Also, for international flights, the law could vary depending on departure and destination cities and the nation of the carrier airline.[19]

However it is common in international law to apply to acts occurred on board a plane the law of the country of its registration, so the legality of the act should be analysed according to this law.

In January 2011, the United Kingdom's aviation regulator body, the Civil Aviation Authority (CAA), refused to recertify Mile-High Flights, an air charter company located in Gloucestershire for allowing its passengers to have sex while in-flight.[20]

Charter flights[edit]

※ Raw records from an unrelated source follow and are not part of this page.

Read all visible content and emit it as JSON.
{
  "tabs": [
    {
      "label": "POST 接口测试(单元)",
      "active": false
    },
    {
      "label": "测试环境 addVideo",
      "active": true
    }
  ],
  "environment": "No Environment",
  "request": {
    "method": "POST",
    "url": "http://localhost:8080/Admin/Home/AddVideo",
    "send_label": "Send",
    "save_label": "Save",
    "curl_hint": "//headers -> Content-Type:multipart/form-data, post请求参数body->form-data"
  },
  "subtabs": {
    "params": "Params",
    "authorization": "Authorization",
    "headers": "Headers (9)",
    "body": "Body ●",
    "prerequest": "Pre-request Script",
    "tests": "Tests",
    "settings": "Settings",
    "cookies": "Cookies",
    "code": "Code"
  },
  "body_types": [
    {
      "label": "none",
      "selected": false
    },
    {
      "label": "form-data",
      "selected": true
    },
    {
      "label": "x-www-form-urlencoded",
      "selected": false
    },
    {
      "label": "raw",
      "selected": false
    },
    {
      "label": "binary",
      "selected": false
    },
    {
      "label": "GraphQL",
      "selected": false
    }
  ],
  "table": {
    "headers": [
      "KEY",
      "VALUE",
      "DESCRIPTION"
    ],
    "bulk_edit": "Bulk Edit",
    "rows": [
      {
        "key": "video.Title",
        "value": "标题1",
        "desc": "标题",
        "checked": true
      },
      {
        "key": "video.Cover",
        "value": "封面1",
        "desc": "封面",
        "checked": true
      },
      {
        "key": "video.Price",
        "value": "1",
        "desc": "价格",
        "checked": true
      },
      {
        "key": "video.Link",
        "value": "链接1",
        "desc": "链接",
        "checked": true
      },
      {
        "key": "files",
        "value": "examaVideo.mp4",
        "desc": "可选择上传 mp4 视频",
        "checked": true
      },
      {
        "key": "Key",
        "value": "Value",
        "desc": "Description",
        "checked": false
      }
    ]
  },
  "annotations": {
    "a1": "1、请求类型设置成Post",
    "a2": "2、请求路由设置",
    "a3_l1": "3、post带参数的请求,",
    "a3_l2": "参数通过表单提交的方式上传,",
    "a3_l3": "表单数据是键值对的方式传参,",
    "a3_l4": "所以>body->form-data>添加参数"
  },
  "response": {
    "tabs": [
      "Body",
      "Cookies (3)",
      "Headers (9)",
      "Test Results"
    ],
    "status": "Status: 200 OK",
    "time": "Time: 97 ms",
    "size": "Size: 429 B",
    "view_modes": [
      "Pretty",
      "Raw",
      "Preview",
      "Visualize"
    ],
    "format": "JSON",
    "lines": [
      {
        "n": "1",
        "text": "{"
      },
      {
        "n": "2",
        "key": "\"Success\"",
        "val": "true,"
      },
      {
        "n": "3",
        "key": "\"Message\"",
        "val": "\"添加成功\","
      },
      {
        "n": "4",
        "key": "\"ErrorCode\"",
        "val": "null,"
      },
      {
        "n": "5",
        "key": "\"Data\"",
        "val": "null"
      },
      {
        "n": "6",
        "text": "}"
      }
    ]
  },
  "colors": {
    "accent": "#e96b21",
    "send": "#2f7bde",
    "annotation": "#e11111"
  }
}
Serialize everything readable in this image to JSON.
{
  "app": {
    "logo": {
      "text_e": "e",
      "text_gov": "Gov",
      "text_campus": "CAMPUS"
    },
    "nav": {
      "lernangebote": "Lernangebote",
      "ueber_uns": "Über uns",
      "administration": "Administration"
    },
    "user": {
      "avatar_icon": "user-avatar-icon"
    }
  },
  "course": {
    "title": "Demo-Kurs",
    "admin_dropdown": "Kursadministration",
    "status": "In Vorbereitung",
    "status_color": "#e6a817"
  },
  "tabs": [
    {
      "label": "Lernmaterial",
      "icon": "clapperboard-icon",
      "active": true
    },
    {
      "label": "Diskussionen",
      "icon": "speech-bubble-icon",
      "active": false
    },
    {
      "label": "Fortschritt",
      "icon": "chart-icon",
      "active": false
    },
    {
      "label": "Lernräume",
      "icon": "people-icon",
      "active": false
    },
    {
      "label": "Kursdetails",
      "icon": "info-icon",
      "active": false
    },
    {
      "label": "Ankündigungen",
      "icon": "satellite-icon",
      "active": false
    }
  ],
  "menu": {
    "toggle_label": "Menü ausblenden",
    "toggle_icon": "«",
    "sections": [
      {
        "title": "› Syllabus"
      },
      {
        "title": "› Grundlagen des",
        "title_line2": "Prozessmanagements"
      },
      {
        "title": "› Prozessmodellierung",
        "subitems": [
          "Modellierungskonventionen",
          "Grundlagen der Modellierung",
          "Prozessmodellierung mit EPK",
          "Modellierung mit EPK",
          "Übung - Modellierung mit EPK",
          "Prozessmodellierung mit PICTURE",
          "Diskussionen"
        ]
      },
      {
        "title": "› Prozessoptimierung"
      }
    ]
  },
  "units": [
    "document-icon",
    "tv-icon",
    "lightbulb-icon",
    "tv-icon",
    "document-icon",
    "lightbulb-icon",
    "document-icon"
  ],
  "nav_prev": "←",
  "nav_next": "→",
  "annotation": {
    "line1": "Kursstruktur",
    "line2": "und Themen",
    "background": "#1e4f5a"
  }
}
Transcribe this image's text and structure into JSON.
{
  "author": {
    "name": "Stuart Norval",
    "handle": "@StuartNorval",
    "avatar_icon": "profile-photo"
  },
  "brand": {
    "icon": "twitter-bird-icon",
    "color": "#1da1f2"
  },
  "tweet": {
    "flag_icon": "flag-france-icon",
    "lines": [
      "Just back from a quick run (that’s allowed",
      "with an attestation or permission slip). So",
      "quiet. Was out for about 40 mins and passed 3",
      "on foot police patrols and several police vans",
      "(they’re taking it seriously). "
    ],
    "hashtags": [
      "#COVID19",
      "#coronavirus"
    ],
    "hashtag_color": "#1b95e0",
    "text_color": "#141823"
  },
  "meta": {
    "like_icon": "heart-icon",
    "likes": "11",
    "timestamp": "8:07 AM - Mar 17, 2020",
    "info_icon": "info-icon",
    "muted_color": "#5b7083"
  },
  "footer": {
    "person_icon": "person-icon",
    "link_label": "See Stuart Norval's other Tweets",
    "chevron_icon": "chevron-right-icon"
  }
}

Some commercial enterprises cash in on people's interest in joining the club by offering special charter[21] flights designed for the purpose[22] or by selling souvenir certificates and other items.[23] Some web sites also provide resources such as historical information about the club.

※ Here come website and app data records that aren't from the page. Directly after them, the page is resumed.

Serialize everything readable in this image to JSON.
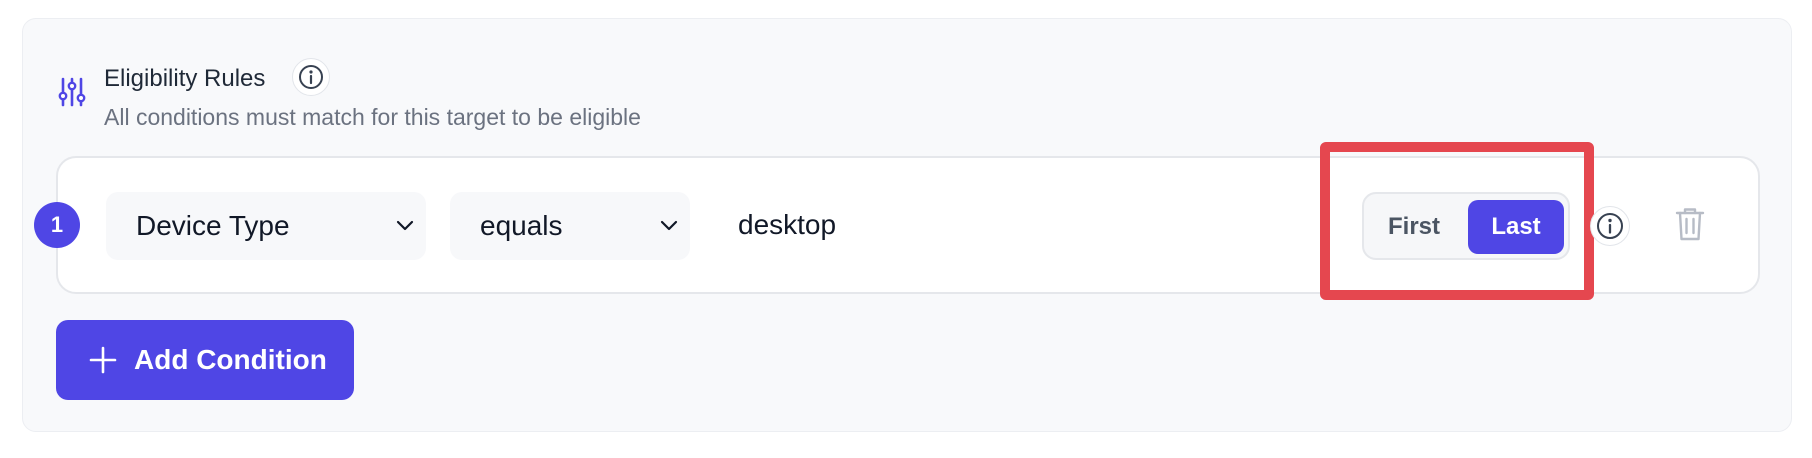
{
  "header": {
    "icon": "sliders-icon",
    "title": "Eligibility Rules",
    "info_icon": "info-icon",
    "subtitle": "All conditions must match for this target to be eligible"
  },
  "conditions": [
    {
      "number": "1",
      "field": "Device Type",
      "operator": "equals",
      "value": "desktop",
      "position_toggle": {
        "options": [
          "First",
          "Last"
        ],
        "selected": "Last"
      },
      "info_icon": "info-icon",
      "delete_icon": "trash-icon"
    }
  ],
  "actions": {
    "add_condition_label": "Add Condition",
    "add_icon": "plus-icon"
  },
  "colors": {
    "accent": "#4f46e5",
    "highlight_box": "#e5474f",
    "panel_bg": "#f8f9fb"
  }
}
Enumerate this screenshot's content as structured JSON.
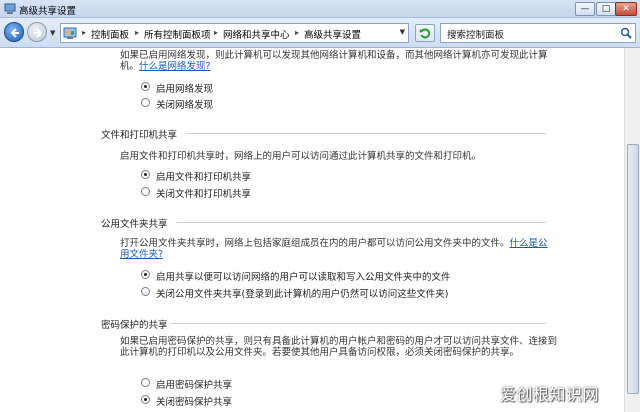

See also[edit]

References[edit]

  1. ^ Hestor, Eliot Neal (21 September 1999). "Welcome to the Mile-High Club". Salon. Retrieved 2007-01-06. 
  2. ^ Rob Woodburn (24 May 2006). "Sex at high altitude". The Sydney Morning Herald. Retrieved 2007-01-06. 
  3. ^ Lovegrove, Keith (2000). Airline: Identity, Design & Culture. New York: Te Neues Publishing Company. ISBN 978-3-8238-5460-9. OCLC 247769755. Retrieved 2007-01-05. 
  4. ^ "Sex: caught at it". TheSite.org. Retrieved 2007-01-05. 
  5. ^ L. G. Mitchell's biography of Charles James Fox. Quoted in Google Books
  6. ^ Sperry Inc. History. Sperryinc.com. Retrieved on 2011-11-17.
  7. ^ About MHC: Founding Member. Milehighclub.com (1997-10-13). Retrieved on 2011-11-17.
  8. ^ "FROM HER SICK BED PLANS NEW FLIGHTS; Mrs. Pierce(sic), in a Plaster Cast, Gives Orders to Have Her Aeroplane Ready. TELLS OF FALLING 800 FEET; Aviatrice Says it Was 'Very Funny' When She and Sperry Went Into the Water Off Babylon.". The New York Times. New York, New York. November 28, 1916. p. 24. Although she fell 800 feet in a hydro-aeroplane and was held fast for more than a minute in mud and wreckage seven feet under water, and suffered a fracture of the pelvis and other injuries, Mrs. Waldo Pierce(sic), daughter of Mrs. Isaac L. Rice, donor of the $1,000,000 fund for the Isaac L. Rice Hospital for Convalescents, has no intention of giving up flying. 
  9. ^ Check-Six.com – The First at a "Mile-High"
  10. ^ John Baxter (10 February 2009). Carnal Knowledge: Baxter's Concise Encyclopedia of Modern Sex. HarperCollins. p. 5. ISBN 978-0-06-087434-6. Retrieved 24 December 2011. 
  11. ^ NTSB Identification: MIA92FA051. Ntsb.gov (1991-12-23). Retrieved on 2015-01-11.
  12. ^ ''Airline bans A380 mile-high club'') ''BBC News'' online, 31 October 2007. BBC News (2007-10-31). Retrieved on 2011-11-17.
  13. ^ Cullen, Drew. (1999-10-05) Sex shame at 30,000 ft exec puts Nortel tagline into practice. Theregister.co.uk. Retrieved on 2011-11-17.
  14. ^ Flight attendant report, B767-300, dfw-Manchester, England, couple engaged in sex acts would not stop when ordered to by crew. Arrested by Manchester police. 37000feet.com. Retrieved on 2011-11-17.
  15. ^ Fine for drunken plane couple. BBC News (2000-04-05). Retrieved on 2011-11-17.
  16. ^ FindLaw.com, "Mile high club? Indictment alleges sex on a plane", 11 October 2006.
  17. ^ Agence France-Presse, "Branson: I'm no mile-high club virgin", AFP, 29 July 2007.
  18. ^ Air stewardess: secrets of my five-mile high sex romp with Ralph Fiennes. the Mail on Sunday (2007-02-17). Retrieved on 2011-11-17.
  19. ^ "Is sex on a plane legal?". BBC News. 14 February 2007. Retrieved 2007-02-14. 
  20. ^ "Sex Flights Gets Grounded By The Civil Aviation Authority". AvStop.com. Retrieved 2011-01-26. 
  21. ^ MileHighClub.com, Mile High Flight Referrals page.
  22. ^ Kitty Bean Yancy (8 September 2006). "A flight that goes all the way". USA Today. Retrieved 2006-10-03. 
  23. ^ "MileHighClub.com". Retrieved 2006-10-03. 

External links[edit]